** WHAT YOU SHOULD DO **
Copy out each line below verbatim, skipping any picture.

** TASK MATERIAL **

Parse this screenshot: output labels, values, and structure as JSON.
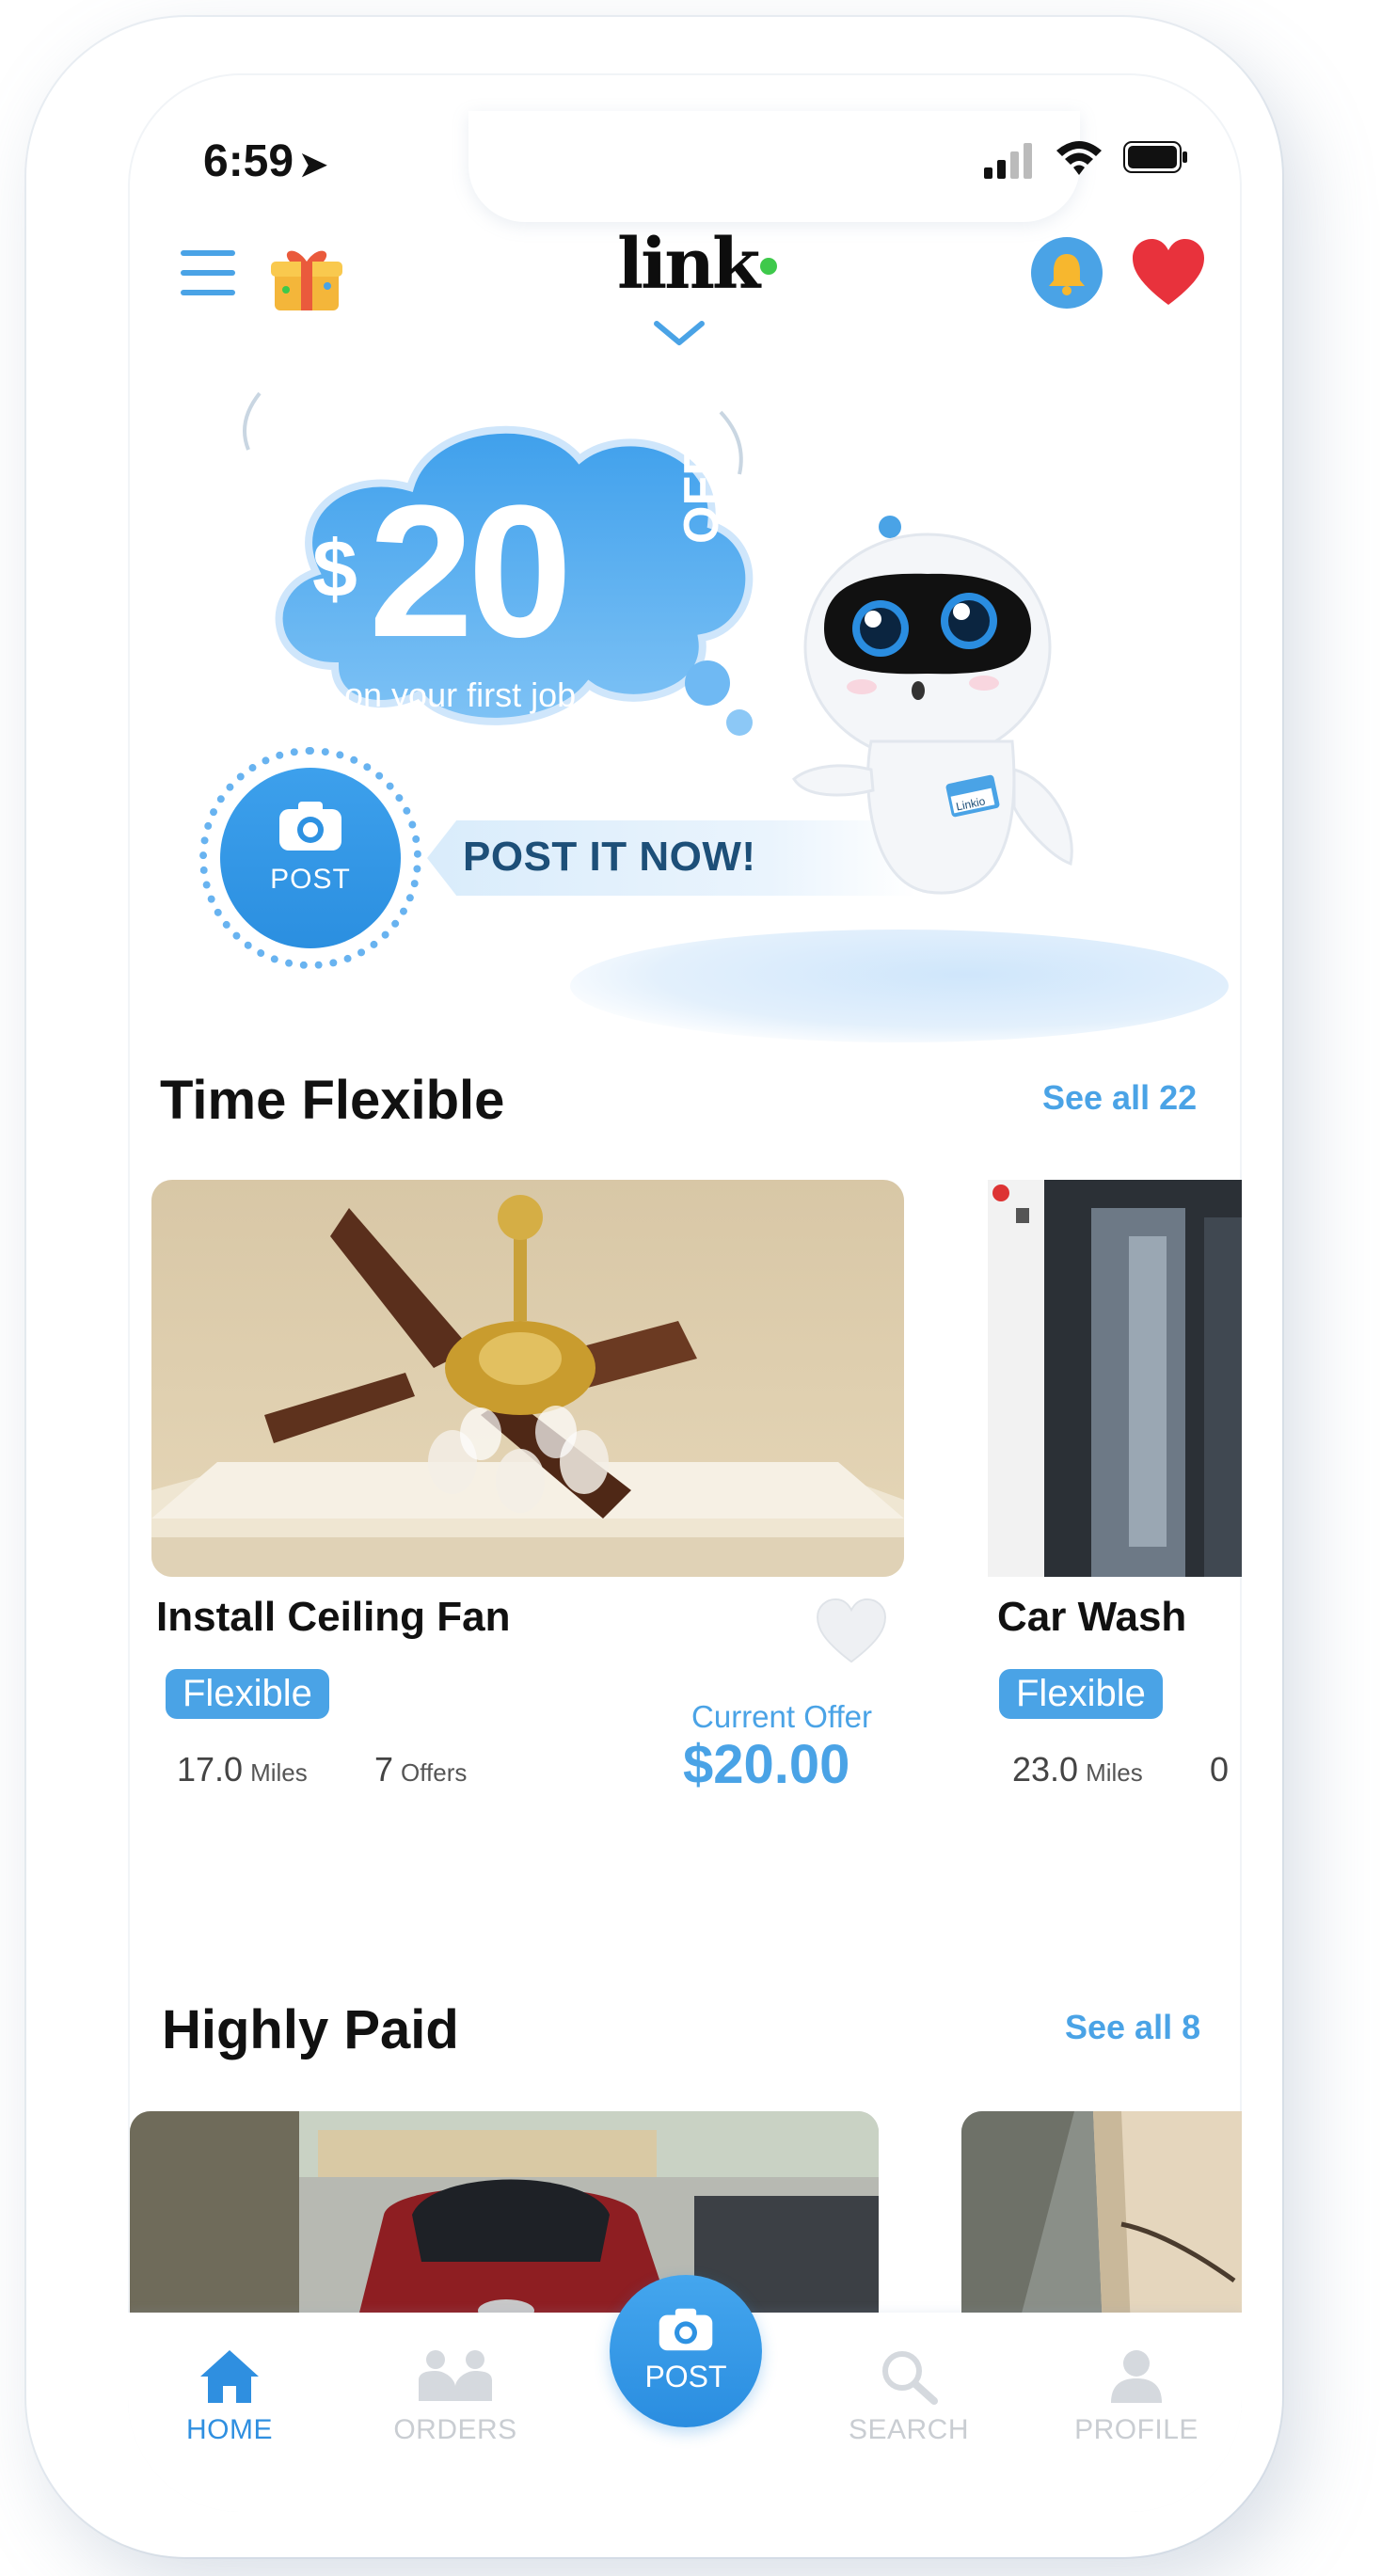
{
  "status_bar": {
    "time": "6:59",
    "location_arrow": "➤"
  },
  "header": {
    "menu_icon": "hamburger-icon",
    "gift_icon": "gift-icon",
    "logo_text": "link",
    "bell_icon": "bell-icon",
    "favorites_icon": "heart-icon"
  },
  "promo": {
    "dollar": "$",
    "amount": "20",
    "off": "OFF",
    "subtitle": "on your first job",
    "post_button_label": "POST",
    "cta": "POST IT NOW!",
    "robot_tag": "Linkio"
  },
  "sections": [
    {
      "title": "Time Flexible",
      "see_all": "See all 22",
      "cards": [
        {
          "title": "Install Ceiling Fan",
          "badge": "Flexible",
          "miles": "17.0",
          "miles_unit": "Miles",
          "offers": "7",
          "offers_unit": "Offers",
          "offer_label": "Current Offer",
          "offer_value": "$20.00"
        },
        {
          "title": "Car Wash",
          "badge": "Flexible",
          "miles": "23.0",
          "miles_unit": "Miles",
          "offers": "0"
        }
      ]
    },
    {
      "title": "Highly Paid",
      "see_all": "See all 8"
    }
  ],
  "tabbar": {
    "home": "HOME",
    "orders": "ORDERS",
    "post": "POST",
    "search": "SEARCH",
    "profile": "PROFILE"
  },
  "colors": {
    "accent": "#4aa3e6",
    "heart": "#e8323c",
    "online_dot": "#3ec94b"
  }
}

** ANSWER BELOW **
Parse this screenshot: output labels, values, and structure as JSON.
{
  "status_bar": {
    "time": "6:59",
    "location_arrow": "➤"
  },
  "header": {
    "menu_icon": "hamburger-icon",
    "gift_icon": "gift-icon",
    "logo_text": "link",
    "bell_icon": "bell-icon",
    "favorites_icon": "heart-icon"
  },
  "promo": {
    "dollar": "$",
    "amount": "20",
    "off": "OFF",
    "subtitle": "on your first job",
    "post_button_label": "POST",
    "cta": "POST IT NOW!",
    "robot_tag": "Linkio"
  },
  "sections": [
    {
      "title": "Time Flexible",
      "see_all": "See all 22",
      "cards": [
        {
          "title": "Install Ceiling Fan",
          "badge": "Flexible",
          "miles": "17.0",
          "miles_unit": "Miles",
          "offers": "7",
          "offers_unit": "Offers",
          "offer_label": "Current Offer",
          "offer_value": "$20.00"
        },
        {
          "title": "Car Wash",
          "badge": "Flexible",
          "miles": "23.0",
          "miles_unit": "Miles",
          "offers": "0"
        }
      ]
    },
    {
      "title": "Highly Paid",
      "see_all": "See all 8"
    }
  ],
  "tabbar": {
    "home": "HOME",
    "orders": "ORDERS",
    "post": "POST",
    "search": "SEARCH",
    "profile": "PROFILE"
  },
  "colors": {
    "accent": "#4aa3e6",
    "heart": "#e8323c",
    "online_dot": "#3ec94b"
  }
}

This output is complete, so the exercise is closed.